Canada’s rental housing market tightened last year amid surging demand that outpaced supply, even as many large cities added units, a new report from the Canada Mortgage and Housing Corporation (CMHC) has found.

The national vacancy rate for purpose-built rental apartments dropped to 1.9 per cent in 2022 from 3.1 per cent a year earlier, according to the CMHC’s Rental Market Report – the lowest level recorded since 2001.

The report said higher migration and rising home ownership costs drove up demand, while higher mortgage rates made it more challenging for renters to consider home ownership.

Affordability has been a challenge for renters, said CMHC chief economist Bob Dugan, particularly for people with lower incomes who have few options available within their price range.

“Lower vacancy rates and rising rents were a common theme across Canada in 2022,” Dugan said in the report.

“The current conditions reinforce the urgent need to accelerate housing supply and address supply gaps to improve housing affordability for Canadians.”


Rent growth hit a new record high, the report said, with the annual rent for a two-bedroom apartment growing 5.6 per cent between 2021 and 2022.

Rents rose significantly more for two-bedroom units that turned over to new tenants, at 18.3 per cent compared with 2.9 per cent for apartments with no tenant turnover.

In Toronto, turnover units saw 29.1 per cent rent growth compared with 2.3 per cent for non-turnover units. This phenomenon created affordability challenges for renters trying to find new housing, the report said.


Students returning to campuses after years of pandemic remote learning contributed to the squeeze in several cities, the report noted, as well as more migration that picked up speed as pandemic restrictions eased.

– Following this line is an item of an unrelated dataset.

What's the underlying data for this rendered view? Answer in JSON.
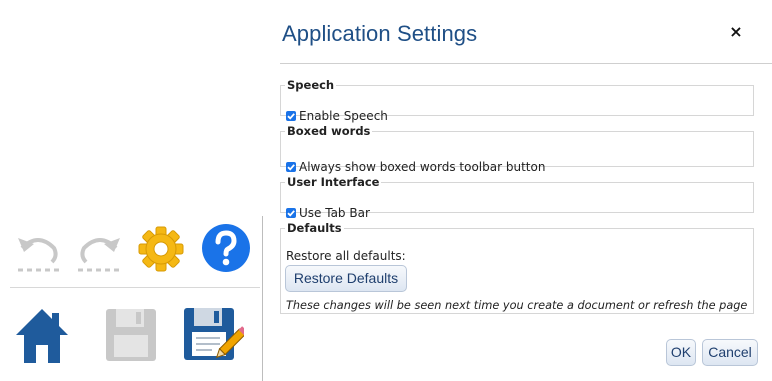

New immigrants have a “high tendency to rent,” the report said, with most new immigrants landing in Ontario, B.C. and Québec and the Prairies seeing more interprovincial migration.

In Toronto, the primary rental apartment vacancy rate fell to 1.7 per cent in 2022 from 4.4 per cent the year before, as the economy and immigration trends saw fewer disruptions.

Montreal’s vacancy rate fell to 2.3 per cent from 3.7 per cent, and rent increases were particularly high, while in Vancouver, demand for rental housing increased faster than supply, bringing the vacancy rate to 0.9 per cent from 1.2 per cent in 2021.

Calgary’s vacancy rate dropped to 2.7 per cent from 5.1 per cent a year earlier, its lowest level since 2014 amid economic growth.

Condominiums, which “play a significant role in the supply of rental housing,” saw an average vacancy rate of 1.6 per cent across the country, representing essentially no change from 2021, and rents for two-bedrooms increased to $1,930 from $1,771.

“The tightness of both the rental condominium and purpose-built rental markets therefore had a common driver: the outpacing of strong supply growth by even stronger demand growth,” the report said.